(Provided entries Opens)

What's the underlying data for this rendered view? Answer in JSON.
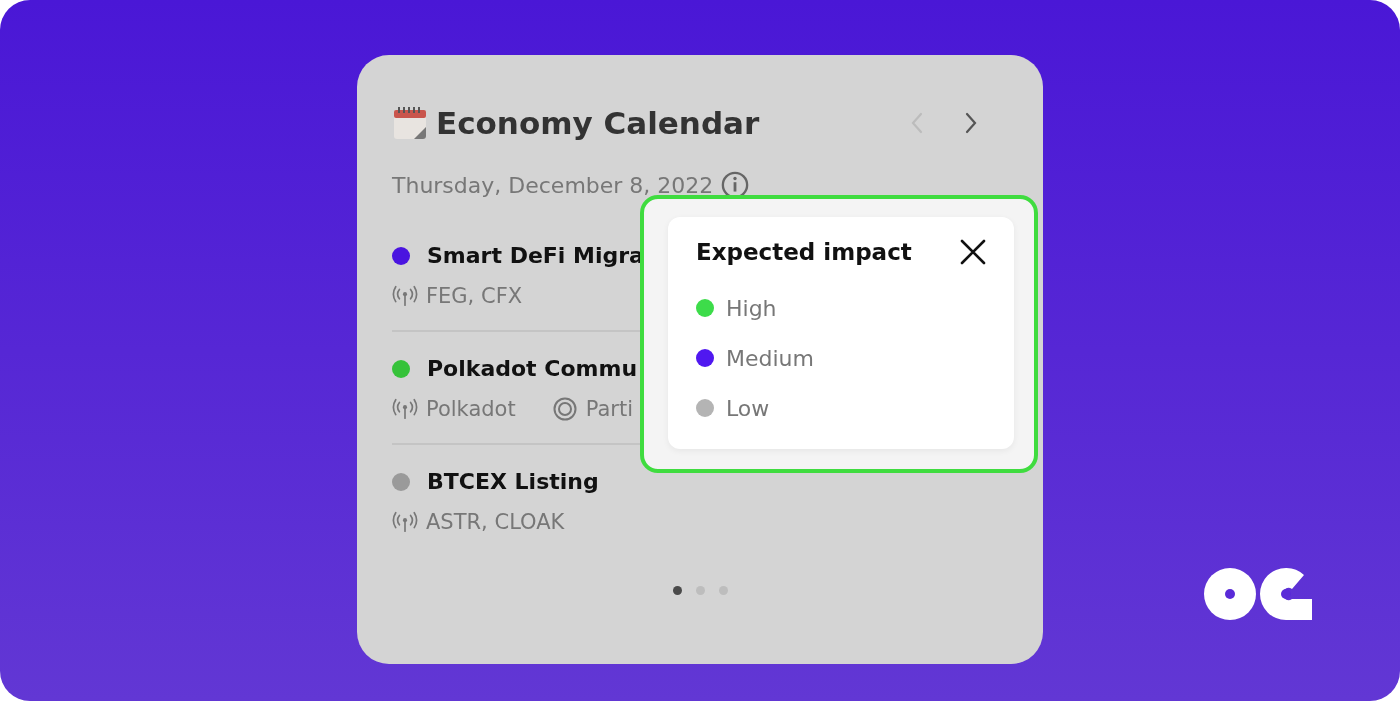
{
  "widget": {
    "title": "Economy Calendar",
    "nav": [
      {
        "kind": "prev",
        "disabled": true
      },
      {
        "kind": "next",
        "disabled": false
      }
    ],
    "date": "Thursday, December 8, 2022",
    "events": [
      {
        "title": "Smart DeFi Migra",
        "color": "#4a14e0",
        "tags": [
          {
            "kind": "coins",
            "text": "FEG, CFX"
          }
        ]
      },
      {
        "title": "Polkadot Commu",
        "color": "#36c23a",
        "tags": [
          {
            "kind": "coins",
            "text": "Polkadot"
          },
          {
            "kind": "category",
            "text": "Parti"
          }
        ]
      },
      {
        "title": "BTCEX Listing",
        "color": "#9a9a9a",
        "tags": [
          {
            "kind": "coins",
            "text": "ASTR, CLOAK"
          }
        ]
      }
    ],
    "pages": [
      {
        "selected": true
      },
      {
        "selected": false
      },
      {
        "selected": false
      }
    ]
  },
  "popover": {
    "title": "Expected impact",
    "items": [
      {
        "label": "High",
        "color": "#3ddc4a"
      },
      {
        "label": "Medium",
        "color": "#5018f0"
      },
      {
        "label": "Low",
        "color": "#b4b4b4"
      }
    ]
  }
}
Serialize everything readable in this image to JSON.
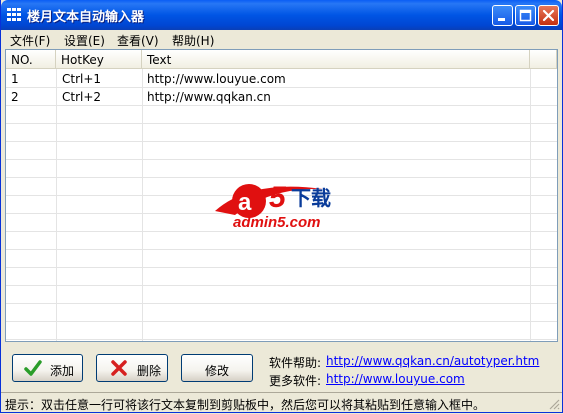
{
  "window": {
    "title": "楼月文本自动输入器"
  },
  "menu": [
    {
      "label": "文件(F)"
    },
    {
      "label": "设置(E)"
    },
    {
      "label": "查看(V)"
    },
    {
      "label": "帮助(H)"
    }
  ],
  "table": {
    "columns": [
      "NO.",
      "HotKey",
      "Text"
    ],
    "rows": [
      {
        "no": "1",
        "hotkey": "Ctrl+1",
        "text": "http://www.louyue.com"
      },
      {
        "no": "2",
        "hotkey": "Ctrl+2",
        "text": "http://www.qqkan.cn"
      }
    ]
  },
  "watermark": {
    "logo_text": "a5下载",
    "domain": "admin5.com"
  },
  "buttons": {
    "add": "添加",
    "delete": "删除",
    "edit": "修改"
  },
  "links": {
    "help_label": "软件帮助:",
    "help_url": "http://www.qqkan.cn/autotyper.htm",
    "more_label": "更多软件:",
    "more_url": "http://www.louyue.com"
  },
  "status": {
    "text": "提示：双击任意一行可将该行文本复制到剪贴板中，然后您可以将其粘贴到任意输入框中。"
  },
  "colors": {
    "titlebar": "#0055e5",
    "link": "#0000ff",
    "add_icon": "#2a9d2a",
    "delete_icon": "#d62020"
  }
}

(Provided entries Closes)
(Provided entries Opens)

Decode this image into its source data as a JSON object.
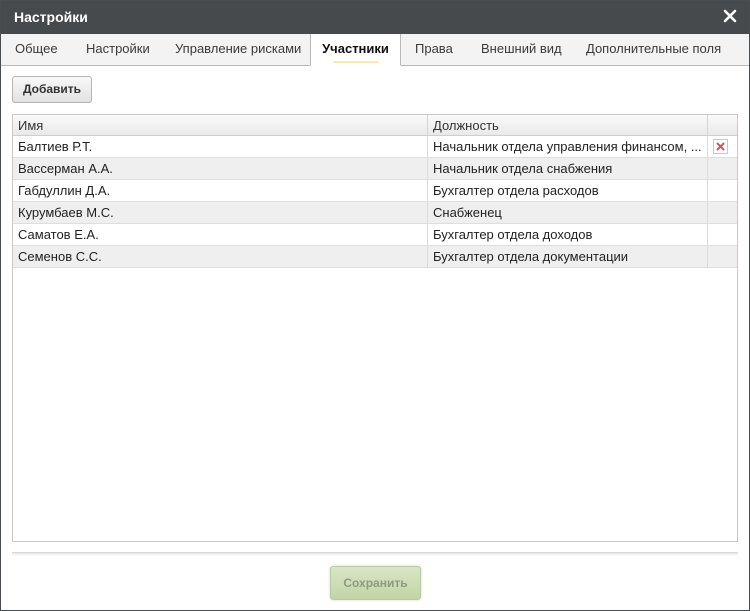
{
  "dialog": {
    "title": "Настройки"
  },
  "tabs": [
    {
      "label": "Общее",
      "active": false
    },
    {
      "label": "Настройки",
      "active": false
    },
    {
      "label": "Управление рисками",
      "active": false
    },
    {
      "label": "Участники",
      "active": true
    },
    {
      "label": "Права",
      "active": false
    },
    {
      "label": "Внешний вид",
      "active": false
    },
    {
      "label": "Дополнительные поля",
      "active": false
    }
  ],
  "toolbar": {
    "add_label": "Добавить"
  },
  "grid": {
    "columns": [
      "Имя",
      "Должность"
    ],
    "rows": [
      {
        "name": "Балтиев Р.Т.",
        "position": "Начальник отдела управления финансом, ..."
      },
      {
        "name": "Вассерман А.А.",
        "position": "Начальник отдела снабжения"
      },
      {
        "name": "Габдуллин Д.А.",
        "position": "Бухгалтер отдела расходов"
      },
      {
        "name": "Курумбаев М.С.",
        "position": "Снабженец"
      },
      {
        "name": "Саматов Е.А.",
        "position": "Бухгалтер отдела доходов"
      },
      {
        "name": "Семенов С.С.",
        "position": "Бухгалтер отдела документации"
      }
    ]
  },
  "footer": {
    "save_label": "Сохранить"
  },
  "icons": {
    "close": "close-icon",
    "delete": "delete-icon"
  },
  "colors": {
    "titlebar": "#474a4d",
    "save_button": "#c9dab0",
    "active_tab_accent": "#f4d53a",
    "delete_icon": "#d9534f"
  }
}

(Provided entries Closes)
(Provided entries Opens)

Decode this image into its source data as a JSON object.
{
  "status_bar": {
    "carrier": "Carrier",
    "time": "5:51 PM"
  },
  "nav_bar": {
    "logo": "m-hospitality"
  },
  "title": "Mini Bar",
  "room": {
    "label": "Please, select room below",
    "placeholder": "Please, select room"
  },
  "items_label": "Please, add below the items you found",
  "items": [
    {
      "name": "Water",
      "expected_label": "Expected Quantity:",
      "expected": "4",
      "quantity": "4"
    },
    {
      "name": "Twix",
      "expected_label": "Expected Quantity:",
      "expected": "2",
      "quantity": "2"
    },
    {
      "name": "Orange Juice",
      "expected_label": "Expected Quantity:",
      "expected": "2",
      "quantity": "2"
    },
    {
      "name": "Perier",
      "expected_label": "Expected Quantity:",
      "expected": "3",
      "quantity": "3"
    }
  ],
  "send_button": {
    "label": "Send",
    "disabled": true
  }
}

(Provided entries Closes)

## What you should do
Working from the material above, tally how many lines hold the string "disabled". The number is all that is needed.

## Answer
3